WHAT TO PRODUCE:
Retype every entry word for word. Omit the pictures.

──────── EXTRACTED MATERIAL ────────

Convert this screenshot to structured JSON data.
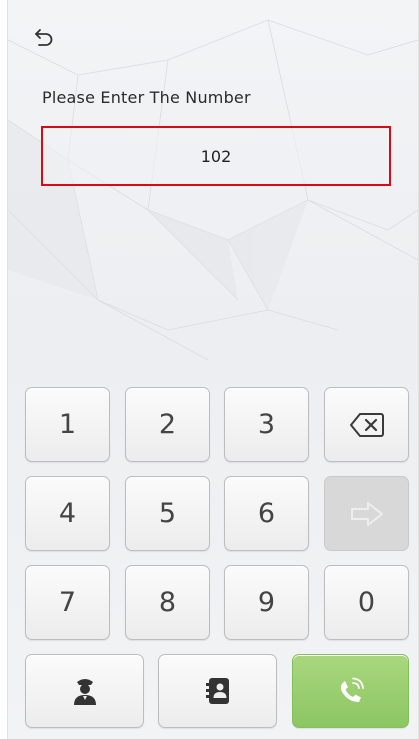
{
  "header": {
    "back_icon": "back-arrow-icon"
  },
  "prompt_text": "Please Enter The Number",
  "entry": {
    "value": "102"
  },
  "keypad": {
    "digits": [
      "1",
      "2",
      "3",
      "4",
      "5",
      "6",
      "7",
      "8",
      "9",
      "0"
    ],
    "backspace_icon": "backspace-icon",
    "enter_icon": "arrow-right-icon",
    "enter_enabled": false
  },
  "actions": {
    "guard_icon": "security-guard-icon",
    "contacts_icon": "contacts-book-icon",
    "call_icon": "phone-call-icon"
  },
  "colors": {
    "highlight_border": "#d60b16",
    "call_button": "#8cc663",
    "key_text": "#444444"
  }
}
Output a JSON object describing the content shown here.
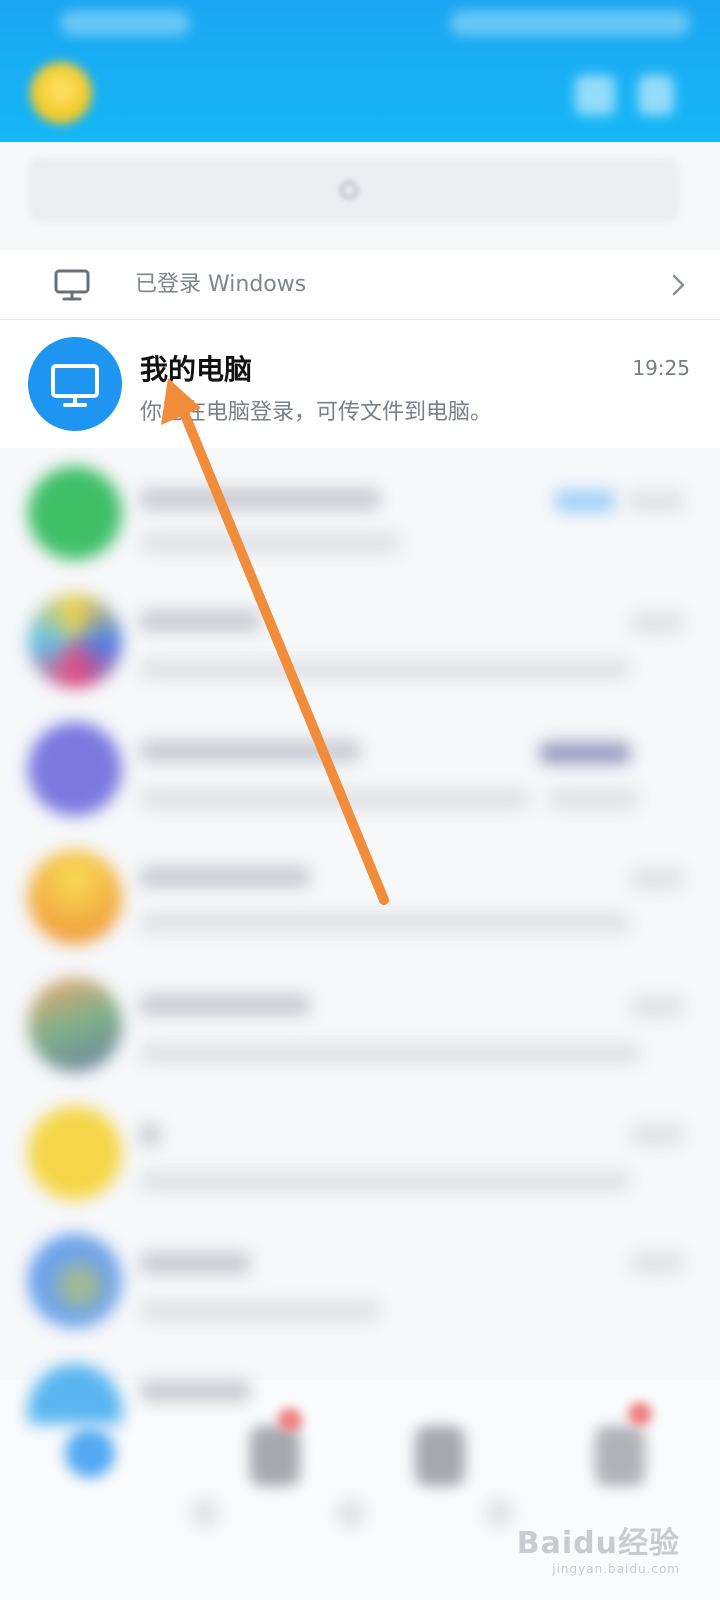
{
  "colors": {
    "header": "#1aa6f2",
    "accent": "#1e95f0",
    "arrow": "#f08c3a"
  },
  "search": {
    "icon": "search-icon"
  },
  "logged_in_banner": {
    "icon": "monitor-icon",
    "label": "已登录 Windows",
    "chevron": "chevron-right-icon"
  },
  "conversations": [
    {
      "title": "我的电脑",
      "message": "你已在电脑登录，可传文件到电脑。",
      "time": "19:25",
      "avatar_icon": "monitor-icon"
    }
  ],
  "annotation": {
    "type": "arrow",
    "color": "#f08c3a"
  },
  "watermark": {
    "main": "Baidu经验",
    "sub": "jingyan.baidu.com"
  }
}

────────

TASK SOLUTION:
Convert this screenshot to structured JSON data.
{
  "header": {
    "back_icon": "back-arrow-icon"
  },
  "prompt_text": "Please Enter The Number",
  "entry": {
    "value": "102"
  },
  "keypad": {
    "digits": [
      "1",
      "2",
      "3",
      "4",
      "5",
      "6",
      "7",
      "8",
      "9",
      "0"
    ],
    "backspace_icon": "backspace-icon",
    "enter_icon": "arrow-right-icon",
    "enter_enabled": false
  },
  "actions": {
    "guard_icon": "security-guard-icon",
    "contacts_icon": "contacts-book-icon",
    "call_icon": "phone-call-icon"
  },
  "colors": {
    "highlight_border": "#d60b16",
    "call_button": "#8cc663",
    "key_text": "#444444"
  }
}
Output a JSON object describing the content shown here.
{
  "colors": {
    "header": "#1aa6f2",
    "accent": "#1e95f0",
    "arrow": "#f08c3a"
  },
  "search": {
    "icon": "search-icon"
  },
  "logged_in_banner": {
    "icon": "monitor-icon",
    "label": "已登录 Windows",
    "chevron": "chevron-right-icon"
  },
  "conversations": [
    {
      "title": "我的电脑",
      "message": "你已在电脑登录，可传文件到电脑。",
      "time": "19:25",
      "avatar_icon": "monitor-icon"
    }
  ],
  "annotation": {
    "type": "arrow",
    "color": "#f08c3a"
  },
  "watermark": {
    "main": "Baidu经验",
    "sub": "jingyan.baidu.com"
  }
}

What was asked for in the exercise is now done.